“The structures that Cowman helps build are an extension of the humans who he helps to build them. As he says, each of us have boundaries, just like houses. But beyond the physical self, a home should also reflect the intuitions and dreams of its occupants: Cowman calls this invisible architecture. The design process, it is stressed, begins the moment we imagine our ideal; in other words, when we dream. Homes, he says, quoting Jung, are an extension of oneself and one’s desires. But in order to dream effectively, we must first get in touch with our own lives.
Cowman is unapologetically critical in his appraisal of contemporary architecture. Most Irish people, he says, are enslaved by the dominant economic philosophy of our time – the market economy.

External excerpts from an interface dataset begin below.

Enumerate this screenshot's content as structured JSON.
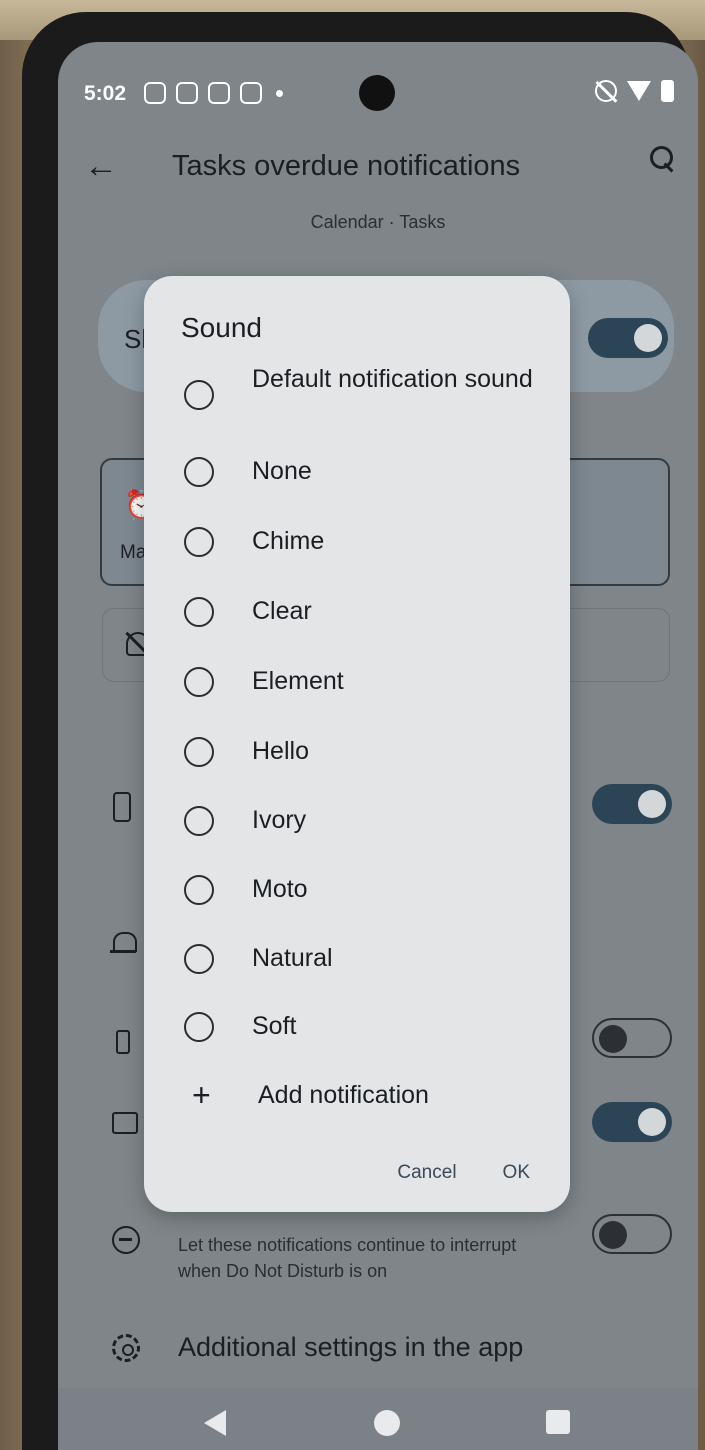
{
  "status_bar": {
    "time": "5:02",
    "notification_icons": [
      "messenger-icon",
      "sim-icon",
      "bag-icon",
      "chat-icon"
    ],
    "system_icons": [
      "mute-icon",
      "wifi-icon",
      "battery-icon"
    ]
  },
  "app_bar": {
    "title": "Tasks overdue notifications",
    "back_icon": "arrow-left-icon",
    "search_icon": "search-icon"
  },
  "subtitle": "Calendar · Tasks",
  "background": {
    "show_label_partial": "Sh",
    "alert_label_partial": "May",
    "toggles": [
      true,
      true,
      false,
      true,
      false
    ],
    "dnd_description": "Let these notifications continue to interrupt when Do Not Disturb is on",
    "additional_settings": "Additional settings in the app"
  },
  "dialog": {
    "title": "Sound",
    "options": [
      "Default notification sound",
      "None",
      "Chime",
      "Clear",
      "Element",
      "Hello",
      "Ivory",
      "Moto",
      "Natural",
      "Soft"
    ],
    "add_label": "Add notification",
    "cancel_label": "Cancel",
    "ok_label": "OK"
  },
  "nav_bar": {
    "buttons": [
      "back-triangle-icon",
      "home-circle-icon",
      "recents-square-icon"
    ]
  }
}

One of its crucibles is the idea that people should not be encouraged to build their own houses. Rather, it dictates that each individual should essentially auction their time, in the form of labour, to pay for space, as in rent, or a mortgage. Mortgaging, as Cowman notes, literally means “the wages of death.” By engaging in the mortgage system we tacitly agree to submit ourselves to work for the bulk of our time on earth, simply in order to occupy space.
Cowman links his life directly to his thought and method. This son of a carpenter lived a simple childhood in a carless 1950s suburban household. His father built an improvised structure in the back garden which would become a playspace, a study space and, later, an inspiration for Cowman’s “Econospace” method. After visits to America, he rejected conventional architecture in favour of a transient lifestyle. Later, returning to his discipline in the west of Ireland, Cowman was shocked to discover his extensive training had left him unprepared to actually build a home. Irish architects of the 1970s didn’t concern themselves with such things. Architecture was about “important buildings for important people and events.”
The substance of Cowman’s worldview would certainly be one of despair, if only his style was not so energetic, witty and infused with hope. His approach is not that of an architect, or indeed a builder, but a teacher…”
Read the rest of this well written article at Perpetual Cabbage.com